Each record is to be written out exactly as it appears.

(Data items)
***

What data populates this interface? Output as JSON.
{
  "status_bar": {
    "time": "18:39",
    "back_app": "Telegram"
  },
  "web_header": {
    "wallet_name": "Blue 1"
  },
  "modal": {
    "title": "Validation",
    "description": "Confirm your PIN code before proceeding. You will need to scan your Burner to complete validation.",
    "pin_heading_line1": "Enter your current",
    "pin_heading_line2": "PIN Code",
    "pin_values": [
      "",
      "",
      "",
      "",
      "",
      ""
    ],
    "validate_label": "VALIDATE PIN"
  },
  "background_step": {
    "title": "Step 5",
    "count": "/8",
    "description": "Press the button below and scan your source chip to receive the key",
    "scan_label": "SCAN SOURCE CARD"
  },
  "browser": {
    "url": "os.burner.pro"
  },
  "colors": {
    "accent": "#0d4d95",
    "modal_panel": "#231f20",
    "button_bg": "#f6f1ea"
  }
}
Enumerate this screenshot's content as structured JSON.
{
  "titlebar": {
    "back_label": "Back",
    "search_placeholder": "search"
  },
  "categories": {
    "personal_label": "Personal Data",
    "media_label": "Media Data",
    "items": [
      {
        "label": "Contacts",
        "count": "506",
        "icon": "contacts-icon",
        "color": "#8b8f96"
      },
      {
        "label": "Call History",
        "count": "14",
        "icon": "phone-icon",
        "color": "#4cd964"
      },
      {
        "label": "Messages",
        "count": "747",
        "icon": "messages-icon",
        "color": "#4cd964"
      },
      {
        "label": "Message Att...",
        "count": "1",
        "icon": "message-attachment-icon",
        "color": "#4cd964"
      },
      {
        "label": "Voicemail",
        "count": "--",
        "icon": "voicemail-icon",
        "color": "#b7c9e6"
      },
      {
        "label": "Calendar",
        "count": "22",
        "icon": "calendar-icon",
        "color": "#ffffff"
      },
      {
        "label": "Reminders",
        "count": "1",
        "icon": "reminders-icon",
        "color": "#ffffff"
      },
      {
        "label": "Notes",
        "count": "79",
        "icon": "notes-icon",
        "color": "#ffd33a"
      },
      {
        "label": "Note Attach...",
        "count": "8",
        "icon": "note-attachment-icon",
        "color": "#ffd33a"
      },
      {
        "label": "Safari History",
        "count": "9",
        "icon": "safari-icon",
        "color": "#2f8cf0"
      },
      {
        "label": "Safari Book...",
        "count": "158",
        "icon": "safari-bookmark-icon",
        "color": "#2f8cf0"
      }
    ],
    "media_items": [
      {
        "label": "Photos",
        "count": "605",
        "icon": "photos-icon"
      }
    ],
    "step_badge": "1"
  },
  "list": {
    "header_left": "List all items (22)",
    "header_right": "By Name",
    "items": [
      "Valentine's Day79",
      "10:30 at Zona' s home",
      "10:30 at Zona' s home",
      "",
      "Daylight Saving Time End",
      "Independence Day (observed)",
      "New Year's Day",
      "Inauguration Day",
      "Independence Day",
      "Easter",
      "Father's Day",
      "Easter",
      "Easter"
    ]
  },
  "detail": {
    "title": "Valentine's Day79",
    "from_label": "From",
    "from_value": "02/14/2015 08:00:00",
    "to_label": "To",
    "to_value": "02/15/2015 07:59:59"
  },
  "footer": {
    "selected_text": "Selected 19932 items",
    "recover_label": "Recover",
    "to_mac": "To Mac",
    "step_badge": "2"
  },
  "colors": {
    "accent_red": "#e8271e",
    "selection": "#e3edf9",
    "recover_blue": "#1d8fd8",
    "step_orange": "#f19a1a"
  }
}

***

(EXPECTED OUTPUT):
What data populates this interface? Output as JSON.
{
  "status_bar": {
    "time": "18:39",
    "back_app": "Telegram"
  },
  "web_header": {
    "wallet_name": "Blue 1"
  },
  "modal": {
    "title": "Validation",
    "description": "Confirm your PIN code before proceeding. You will need to scan your Burner to complete validation.",
    "pin_heading_line1": "Enter your current",
    "pin_heading_line2": "PIN Code",
    "pin_values": [
      "",
      "",
      "",
      "",
      "",
      ""
    ],
    "validate_label": "VALIDATE PIN"
  },
  "background_step": {
    "title": "Step 5",
    "count": "/8",
    "description": "Press the button below and scan your source chip to receive the key",
    "scan_label": "SCAN SOURCE CARD"
  },
  "browser": {
    "url": "os.burner.pro"
  },
  "colors": {
    "accent": "#0d4d95",
    "modal_panel": "#231f20",
    "button_bg": "#f6f1ea"
  }
}
Enumerate this screenshot's content as structured JSON.
{
  "titlebar": {
    "back_label": "Back",
    "search_placeholder": "search"
  },
  "categories": {
    "personal_label": "Personal Data",
    "media_label": "Media Data",
    "items": [
      {
        "label": "Contacts",
        "count": "506",
        "icon": "contacts-icon",
        "color": "#8b8f96"
      },
      {
        "label": "Call History",
        "count": "14",
        "icon": "phone-icon",
        "color": "#4cd964"
      },
      {
        "label": "Messages",
        "count": "747",
        "icon": "messages-icon",
        "color": "#4cd964"
      },
      {
        "label": "Message Att...",
        "count": "1",
        "icon": "message-attachment-icon",
        "color": "#4cd964"
      },
      {
        "label": "Voicemail",
        "count": "--",
        "icon": "voicemail-icon",
        "color": "#b7c9e6"
      },
      {
        "label": "Calendar",
        "count": "22",
        "icon": "calendar-icon",
        "color": "#ffffff"
      },
      {
        "label": "Reminders",
        "count": "1",
        "icon": "reminders-icon",
        "color": "#ffffff"
      },
      {
        "label": "Notes",
        "count": "79",
        "icon": "notes-icon",
        "color": "#ffd33a"
      },
      {
        "label": "Note Attach...",
        "count": "8",
        "icon": "note-attachment-icon",
        "color": "#ffd33a"
      },
      {
        "label": "Safari History",
        "count": "9",
        "icon": "safari-icon",
        "color": "#2f8cf0"
      },
      {
        "label": "Safari Book...",
        "count": "158",
        "icon": "safari-bookmark-icon",
        "color": "#2f8cf0"
      }
    ],
    "media_items": [
      {
        "label": "Photos",
        "count": "605",
        "icon": "photos-icon"
      }
    ],
    "step_badge": "1"
  },
  "list": {
    "header_left": "List all items (22)",
    "header_right": "By Name",
    "items": [
      "Valentine's Day79",
      "10:30 at Zona' s home",
      "10:30 at Zona' s home",
      "",
      "Daylight Saving Time End",
      "Independence Day (observed)",
      "New Year's Day",
      "Inauguration Day",
      "Independence Day",
      "Easter",
      "Father's Day",
      "Easter",
      "Easter"
    ]
  },
  "detail": {
    "title": "Valentine's Day79",
    "from_label": "From",
    "from_value": "02/14/2015 08:00:00",
    "to_label": "To",
    "to_value": "02/15/2015 07:59:59"
  },
  "footer": {
    "selected_text": "Selected 19932 items",
    "recover_label": "Recover",
    "to_mac": "To Mac",
    "step_badge": "2"
  },
  "colors": {
    "accent_red": "#e8271e",
    "selection": "#e3edf9",
    "recover_blue": "#1d8fd8",
    "step_orange": "#f19a1a"
  }
}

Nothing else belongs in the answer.